I guess I'm a member now.
Buying a bike with 26" wheels was something I thought I would never do again. I've heard the argument made that 29" wheels make mountain biking too easy. The same argument could be said for gears, big suspension travel, hydraulic brakes, carbon fiber, seatpost droppers etc....
I know this bike won't quiet the naysayers, I didn't buy it too. I bought it because it's gonna be fun as hell to ride. I'm really not the anti 26er person everyone thinks I am. I might lead a few to believe that online but that's mainly for my own amusement. Call me an instigator if you want, I know I am.
Where will I ride it? I've got a few ideas, I doubt I'll be doing any big xc rides on it. Most of the rides this bike will see will consist of pushing up hill and riding down and a handful of urban assaults, CRAWL anyone?
It came with a 44x18 drivetrain but I knew that was silly for my taste and ability so I swapped the front chainring to a 36, still a bit steep for anything with much incline but I'll manage or push it.
For now my plans are to rock it with flat pedals and my old school bmx helmet, I never rode bmx but it made for a great snowboard helmet. Anything else just seems silly.
Oh yeah, I wasn't alone when I made this purchase, there might be another Tranny Klunker lurking in the Tri-Cities but I'll let that individual spill their own beans.

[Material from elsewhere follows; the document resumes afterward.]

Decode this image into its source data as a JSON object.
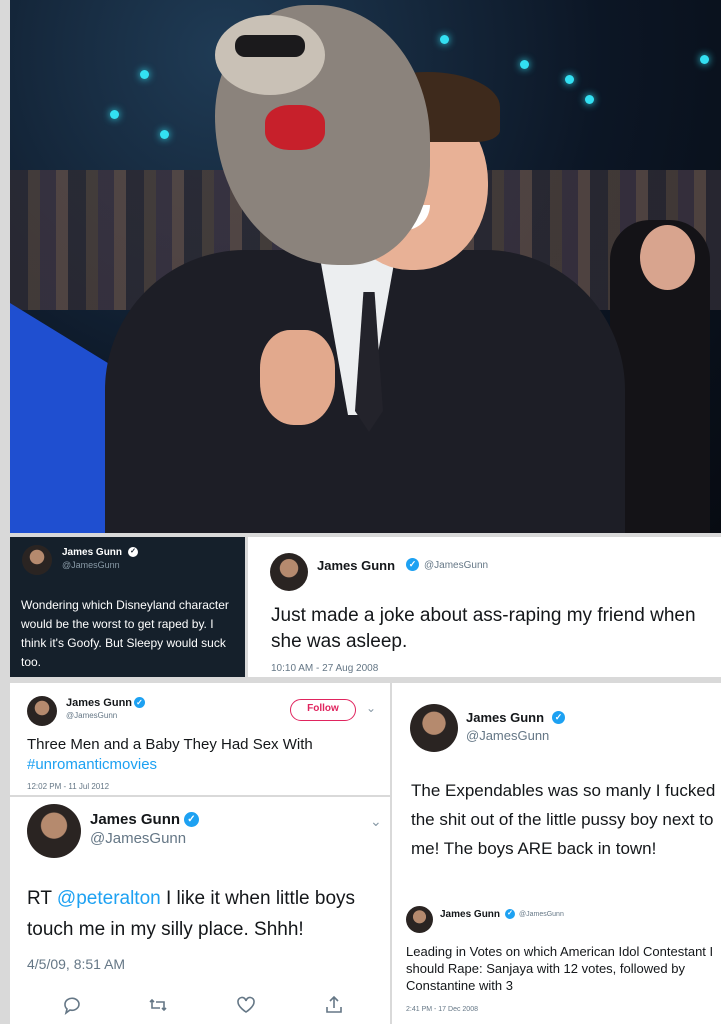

Tuesday, January 1, 2013

what do I plan to do with 2013?

1360 and some change, that was my off-road mileage for the year and as usual I have no idea what my road mileage was, those miles don't matter. At first I was certain that this was less than what I rode last year but after a bit of research I realized I beat my 2011 mileage of 1342. Hot damn I wasn't a slacker after all.

I set the goal of 1500 early in the year but then quickly decided I needed to focus on being more physically fit all around than just a stronger rider. With that I began lifting more weights, which obviously didn't stick once the warm weather kicked in and I also focused on running more which stopped all together once I started experiencing lower back pain again. After a couple months of ice & ibuprofen I decided it was time to let my body rest and start searching for an alternative to healing. Through a friend I found a book on how to make lower back pain a thing of the past, all without the help of doctors and modern medicine. Seven quick and easy exercises that I do regularly even when I'm not experiencing pain have help me become mostly pain free over the past couple of weeks. For a while I was living off of ibuprofen and I didn't like the idea of relying on medicine to help me get through the day, now I don't have to and I feel better about it.

So my goals for this year? To continue or should I say pick up where I left off in being more fit all around for one, I really have my work cut out for me. Will I start running again? I'm not sure. Also I plan to focus more on giving back to my local trails and cycling community. This year we have more opportunity to build and revamp existing trails than we have ever had, so much opportunity that I don't see us getting it all done in the next 2 years. That my friends is a good thing. Not getting it done won't be because of a lack of trying, we'll be working hard at it every month. The real question is, who will come out and join us?

In the past year we've really seen a growth in new fresh faces showing up to the trail workdays. Yeah we don't see huge numbers like some of the bigger cities but we are seeing double the amount of participants coming out to lend a hand. The cool thing is that most are excited about doing the work and some complain when we are forced to cancel a workday due to weather. That right there makes me smile and very proud of my fellow singletrack friends.

Am I satisfied with what we've accomplished? Yes but don't expect me to settle for it, I will continue to push for more, and I will continue to encourage people to come out and lend a hand in creating one of the best areas in TN for mountain biking. So here's to the new year, better health and new trails to ride, chock full of roots, rocks, berms and jumps!

See you at the next workday!